“Work is love made visible”. Kahlil Gibran
Would most people think it is a big step down from being a college professor and dean to teaching illiterate women how to write their names? Probably, but Steven Werlin, the professor in question, isn’t among them.
In 1996, Werlin, who was a faculty member and later dean at Shimer College, took his first trip to Haiti to visit a friend who was working there. It was a trip he had wanted to take for years, but living there wasn’t in his plans then. He just wanted to check it out. Professor Werlin was so drawn to the country that in January 2005 he took a break from teaching and returned for a longer stay. That time he wandered around Haiti working with a number of programs until he discovered Fonkoze.
It is a microcredit organization that goes beyond lending money because it recognized that the poorest potential borrowers first needed classes in basic literacy and simplified business skills. And that realization led to the development of
In To Fool the Rain, the wonderful book he has written about his case manager experiences with Fonkoze, Werlin shares the stories of some of the students in their literacy program, stories that illustrate in gut-wrenching detail what it means to be the poorest of the poor in the poorest country in the Americas. He explained that over 38% of rural Haitians live on less than $1.25 per day, and then there are those who live on less than $1.00 per day, as well as those who have no regular income at all. He learned quickly how to assess each family for signs that they are eating poorly, among them the sight of idle, listless children, who are too hungry to play.
Steven visited every woman in his section of the program on a weekly basis. That is where he learned the Haitian proverb, “They can fool the sun, but they can’t fool the rain.” It refers to roofs made from the thick, fibrous pods of palm trees.
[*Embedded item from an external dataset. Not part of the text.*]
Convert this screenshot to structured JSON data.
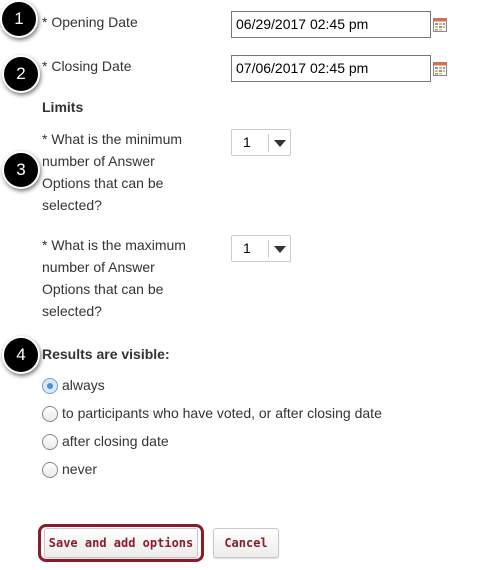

After a couple months of alternate sun and rain exposure they start to crack and ultimately leak so seriously that mothers move their children from spot to spot in an effort to keep them dry. If they have a bed, they might stick the children under it or take them outside to sleep under the partial shelter of a mango tree or its exposed roots that can be drier than the muddy floors of their shacks.
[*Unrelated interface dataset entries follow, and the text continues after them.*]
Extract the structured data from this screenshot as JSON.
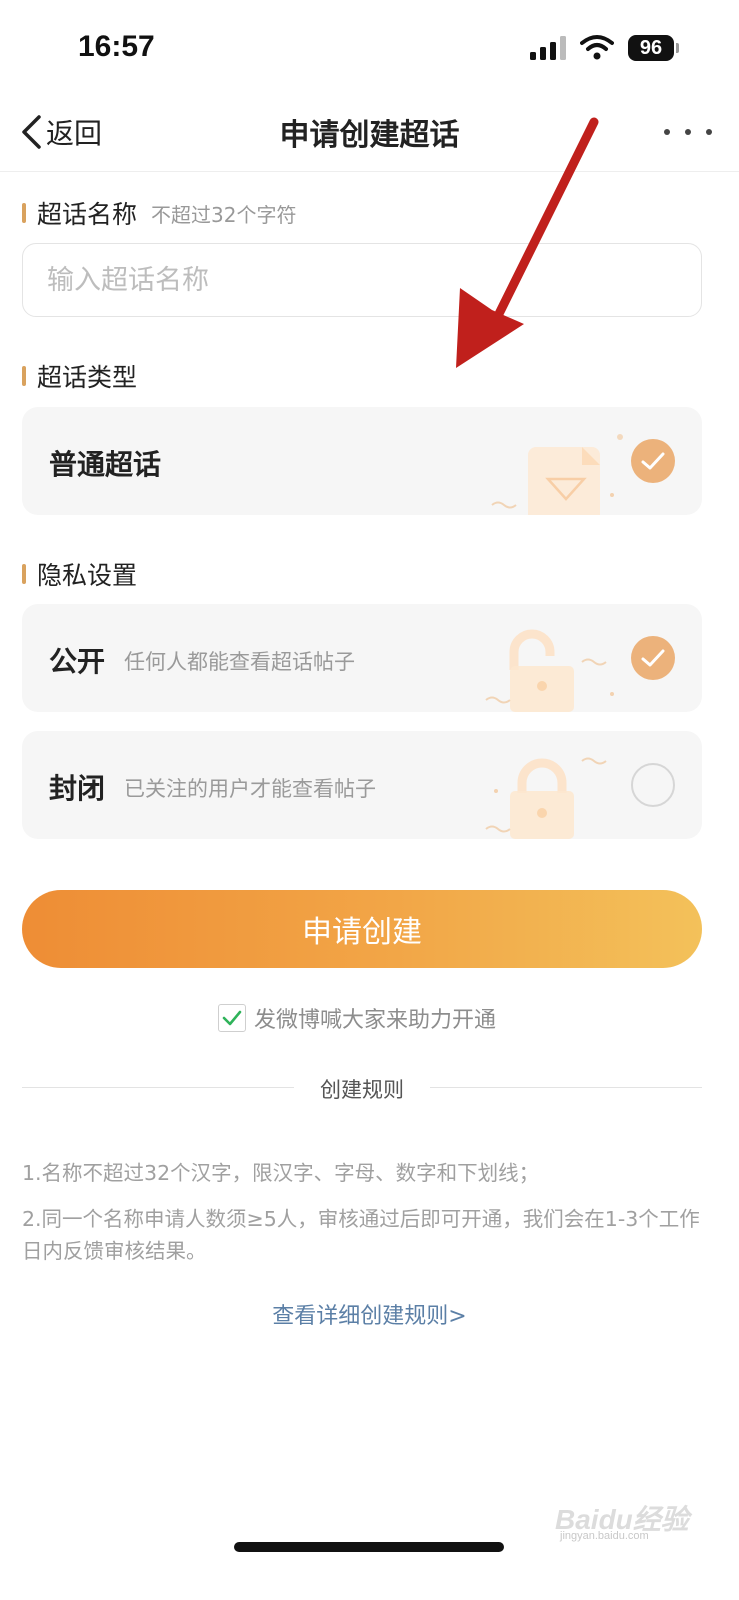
{
  "status_bar": {
    "time": "16:57",
    "battery": "96"
  },
  "nav": {
    "back_label": "返回",
    "title": "申请创建超话"
  },
  "name_section": {
    "title": "超话名称",
    "hint": "不超过32个字符",
    "placeholder": "输入超话名称",
    "value": ""
  },
  "type_section": {
    "title": "超话类型",
    "options": [
      {
        "label": "普通超话",
        "selected": true
      }
    ]
  },
  "privacy_section": {
    "title": "隐私设置",
    "options": [
      {
        "label": "公开",
        "desc": "任何人都能查看超话帖子",
        "selected": true
      },
      {
        "label": "封闭",
        "desc": "已关注的用户才能查看帖子",
        "selected": false
      }
    ]
  },
  "submit_label": "申请创建",
  "agree": {
    "label": "发微博喊大家来助力开通",
    "checked": true
  },
  "rules": {
    "title": "创建规则",
    "items": [
      "1.名称不超过32个汉字，限汉字、字母、数字和下划线；",
      "2.同一个名称申请人数须≥5人，审核通过后即可开通，我们会在1-3个工作日内反馈审核结果。"
    ],
    "link": "查看详细创建规则>"
  },
  "watermark": {
    "brand": "Baidu经验",
    "site": "jingyan.baidu.com"
  },
  "colors": {
    "accent_orange": "#ee8d35",
    "accent_yellow": "#f3c15a",
    "check_fill": "#ecb27b",
    "section_bar": "#d9a25e",
    "link_blue": "#5b7fa6",
    "annotation_red": "#c0201c"
  },
  "icons": {
    "back": "chevron-left-icon",
    "more": "more-dots-icon",
    "check": "check-icon",
    "signal": "signal-icon",
    "wifi": "wifi-icon"
  }
}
Werlin didn’t carry an umbrella when he visited the CLM women he worked with. If there was no dry spot, he sat in the rain and got wet with them. The work he did was as Kahil Gibran described, “love made visible.”
What work would challenge you to step away from a secure positon to follow your interests, to follow your dreams?
Blessings on your efforts to do work that makes love visible,